▸ **TASK BRIEF**: Keep the wording of each record exactly the same when you repeat it, and leave out pictures.

Data about app and page elements:
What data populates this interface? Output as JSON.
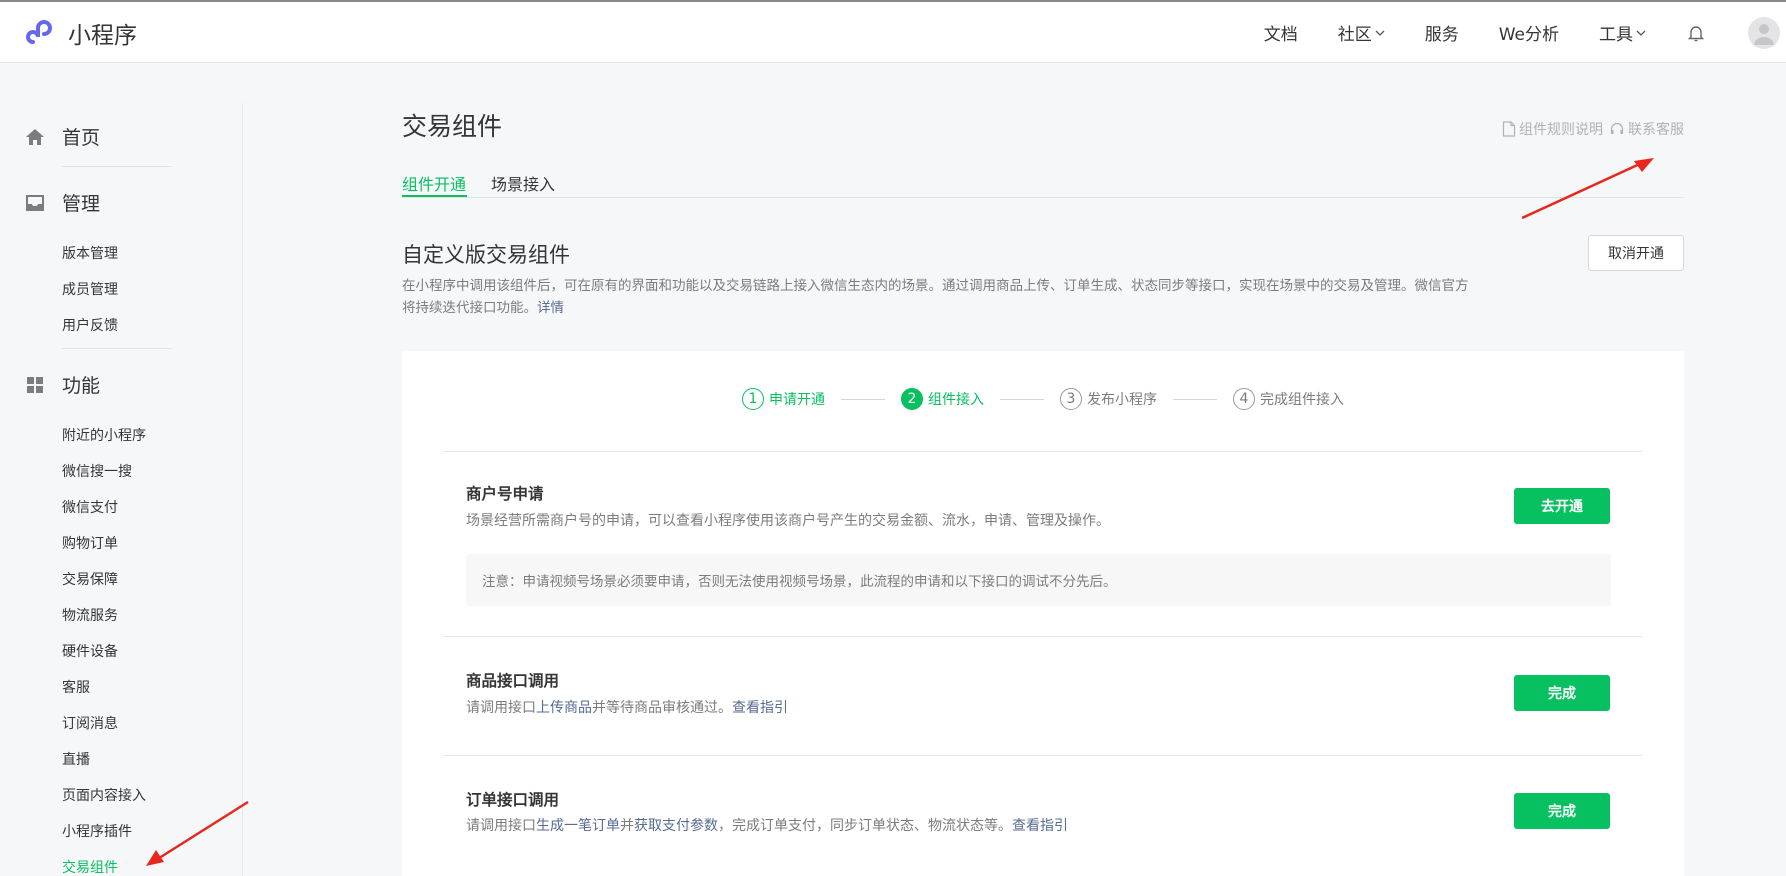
{
  "header": {
    "app_name": "小程序",
    "nav": [
      {
        "label": "文档",
        "dropdown": false
      },
      {
        "label": "社区",
        "dropdown": true
      },
      {
        "label": "服务",
        "dropdown": false
      },
      {
        "label": "We分析",
        "dropdown": false
      },
      {
        "label": "工具",
        "dropdown": true
      }
    ]
  },
  "sidebar": {
    "home_label": "首页",
    "manage_label": "管理",
    "manage_items": [
      "版本管理",
      "成员管理",
      "用户反馈"
    ],
    "features_label": "功能",
    "feature_items": [
      "附近的小程序",
      "微信搜一搜",
      "微信支付",
      "购物订单",
      "交易保障",
      "物流服务",
      "硬件设备",
      "客服",
      "订阅消息",
      "直播",
      "页面内容接入",
      "小程序插件",
      "交易组件"
    ],
    "active_item": "交易组件"
  },
  "main": {
    "title": "交易组件",
    "links": {
      "rules": "组件规则说明",
      "support": "联系客服"
    },
    "tabs": [
      {
        "label": "组件开通"
      },
      {
        "label": "场景接入"
      }
    ],
    "active_tab": "组件开通",
    "section_title": "自定义版交易组件",
    "cancel_button": "取消开通",
    "section_desc": "在小程序中调用该组件后，可在原有的界面和功能以及交易链路上接入微信生态内的场景。通过调用商品上传、订单生成、状态同步等接口，实现在场景中的交易及管理。微信官方将持续迭代接口功能。",
    "section_desc_link": "详情",
    "steps": [
      {
        "num": "1",
        "label": "申请开通",
        "state": "done"
      },
      {
        "num": "2",
        "label": "组件接入",
        "state": "current"
      },
      {
        "num": "3",
        "label": "发布小程序",
        "state": "todo"
      },
      {
        "num": "4",
        "label": "完成组件接入",
        "state": "todo"
      }
    ],
    "items": {
      "merchant": {
        "title": "商户号申请",
        "desc": "场景经营所需商户号的申请，可以查看小程序使用该商户号产生的交易金额、流水，申请、管理及操作。",
        "notice": "注意：申请视频号场景必须要申请，否则无法使用视频号场景，此流程的申请和以下接口的调试不分先后。",
        "button": "去开通"
      },
      "product": {
        "title": "商品接口调用",
        "desc_pre": "请调用接口",
        "desc_link1": "上传商品",
        "desc_mid": "并等待商品审核通过。",
        "desc_link2": "查看指引",
        "button": "完成"
      },
      "order": {
        "title": "订单接口调用",
        "desc_pre": "请调用接口",
        "desc_link1": "生成一笔订单",
        "desc_mid1": "并",
        "desc_link2": "获取支付参数",
        "desc_mid2": "，完成订单支付，同步订单状态、物流状态等。",
        "desc_link3": "查看指引",
        "button": "完成"
      }
    }
  },
  "colors": {
    "accent": "#07c160",
    "link": "#576b95",
    "annotation_arrow": "#e8271c"
  }
}
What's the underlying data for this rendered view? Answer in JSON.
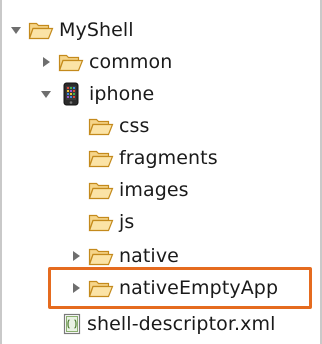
{
  "tree": {
    "root": {
      "label": "MyShell",
      "expanded": true,
      "icon": "folder-open-icon"
    },
    "items": [
      {
        "label": "common",
        "expanded": false,
        "icon": "folder-icon",
        "twisty": "collapsed"
      },
      {
        "label": "iphone",
        "expanded": true,
        "icon": "iphone-icon",
        "twisty": "expanded"
      },
      {
        "label": "css",
        "icon": "folder-icon",
        "twisty": "none"
      },
      {
        "label": "fragments",
        "icon": "folder-icon",
        "twisty": "none"
      },
      {
        "label": "images",
        "icon": "folder-icon",
        "twisty": "none"
      },
      {
        "label": "js",
        "icon": "folder-icon",
        "twisty": "none"
      },
      {
        "label": "native",
        "icon": "folder-icon",
        "twisty": "collapsed"
      },
      {
        "label": "nativeEmptyApp",
        "icon": "folder-icon",
        "twisty": "collapsed",
        "highlighted": true
      },
      {
        "label": "shell-descriptor.xml",
        "icon": "xml-file-icon",
        "twisty": "none"
      }
    ]
  },
  "colors": {
    "folder_fill": "#f6d58a",
    "folder_stroke": "#c48a1c",
    "highlight": "#e56b1f",
    "twisty": "#6e6e6e"
  }
}
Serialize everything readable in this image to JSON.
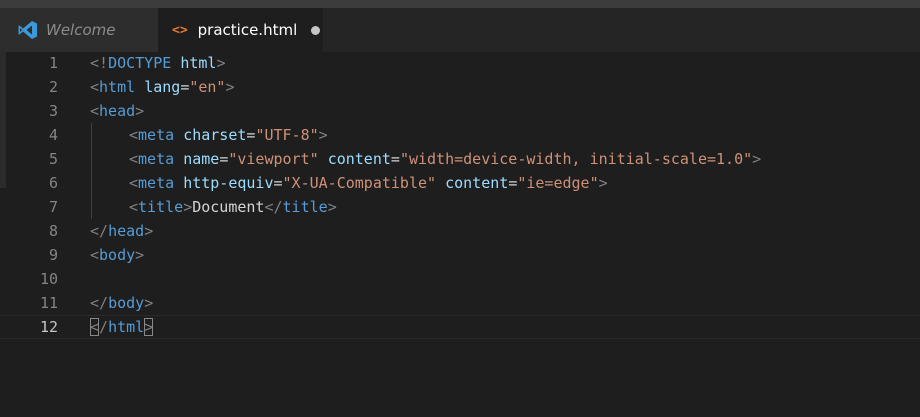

▸ **TASK SOLUTION**:
What data populates this interface? Output as JSON.
{
  "header": {
    "app_name": "小程序",
    "nav": [
      {
        "label": "文档",
        "dropdown": false
      },
      {
        "label": "社区",
        "dropdown": true
      },
      {
        "label": "服务",
        "dropdown": false
      },
      {
        "label": "We分析",
        "dropdown": false
      },
      {
        "label": "工具",
        "dropdown": true
      }
    ]
  },
  "sidebar": {
    "home_label": "首页",
    "manage_label": "管理",
    "manage_items": [
      "版本管理",
      "成员管理",
      "用户反馈"
    ],
    "features_label": "功能",
    "feature_items": [
      "附近的小程序",
      "微信搜一搜",
      "微信支付",
      "购物订单",
      "交易保障",
      "物流服务",
      "硬件设备",
      "客服",
      "订阅消息",
      "直播",
      "页面内容接入",
      "小程序插件",
      "交易组件"
    ],
    "active_item": "交易组件"
  },
  "main": {
    "title": "交易组件",
    "links": {
      "rules": "组件规则说明",
      "support": "联系客服"
    },
    "tabs": [
      {
        "label": "组件开通"
      },
      {
        "label": "场景接入"
      }
    ],
    "active_tab": "组件开通",
    "section_title": "自定义版交易组件",
    "cancel_button": "取消开通",
    "section_desc": "在小程序中调用该组件后，可在原有的界面和功能以及交易链路上接入微信生态内的场景。通过调用商品上传、订单生成、状态同步等接口，实现在场景中的交易及管理。微信官方将持续迭代接口功能。",
    "section_desc_link": "详情",
    "steps": [
      {
        "num": "1",
        "label": "申请开通",
        "state": "done"
      },
      {
        "num": "2",
        "label": "组件接入",
        "state": "current"
      },
      {
        "num": "3",
        "label": "发布小程序",
        "state": "todo"
      },
      {
        "num": "4",
        "label": "完成组件接入",
        "state": "todo"
      }
    ],
    "items": {
      "merchant": {
        "title": "商户号申请",
        "desc": "场景经营所需商户号的申请，可以查看小程序使用该商户号产生的交易金额、流水，申请、管理及操作。",
        "notice": "注意：申请视频号场景必须要申请，否则无法使用视频号场景，此流程的申请和以下接口的调试不分先后。",
        "button": "去开通"
      },
      "product": {
        "title": "商品接口调用",
        "desc_pre": "请调用接口",
        "desc_link1": "上传商品",
        "desc_mid": "并等待商品审核通过。",
        "desc_link2": "查看指引",
        "button": "完成"
      },
      "order": {
        "title": "订单接口调用",
        "desc_pre": "请调用接口",
        "desc_link1": "生成一笔订单",
        "desc_mid1": "并",
        "desc_link2": "获取支付参数",
        "desc_mid2": "，完成订单支付，同步订单状态、物流状态等。",
        "desc_link3": "查看指引",
        "button": "完成"
      }
    }
  },
  "colors": {
    "accent": "#07c160",
    "link": "#576b95",
    "annotation_arrow": "#e8271c"
  }
}
What's the underlying data for this rendered view? Answer in JSON.
{
  "tree": {
    "root": {
      "label": "MyShell",
      "expanded": true,
      "icon": "folder-open-icon"
    },
    "items": [
      {
        "label": "common",
        "expanded": false,
        "icon": "folder-icon",
        "twisty": "collapsed"
      },
      {
        "label": "iphone",
        "expanded": true,
        "icon": "iphone-icon",
        "twisty": "expanded"
      },
      {
        "label": "css",
        "icon": "folder-icon",
        "twisty": "none"
      },
      {
        "label": "fragments",
        "icon": "folder-icon",
        "twisty": "none"
      },
      {
        "label": "images",
        "icon": "folder-icon",
        "twisty": "none"
      },
      {
        "label": "js",
        "icon": "folder-icon",
        "twisty": "none"
      },
      {
        "label": "native",
        "icon": "folder-icon",
        "twisty": "collapsed"
      },
      {
        "label": "nativeEmptyApp",
        "icon": "folder-icon",
        "twisty": "collapsed",
        "highlighted": true
      },
      {
        "label": "shell-descriptor.xml",
        "icon": "xml-file-icon",
        "twisty": "none"
      }
    ]
  },
  "colors": {
    "folder_fill": "#f6d58a",
    "folder_stroke": "#c48a1c",
    "highlight": "#e56b1f",
    "twisty": "#6e6e6e"
  }
}
Serialize everything readable in this image to JSON.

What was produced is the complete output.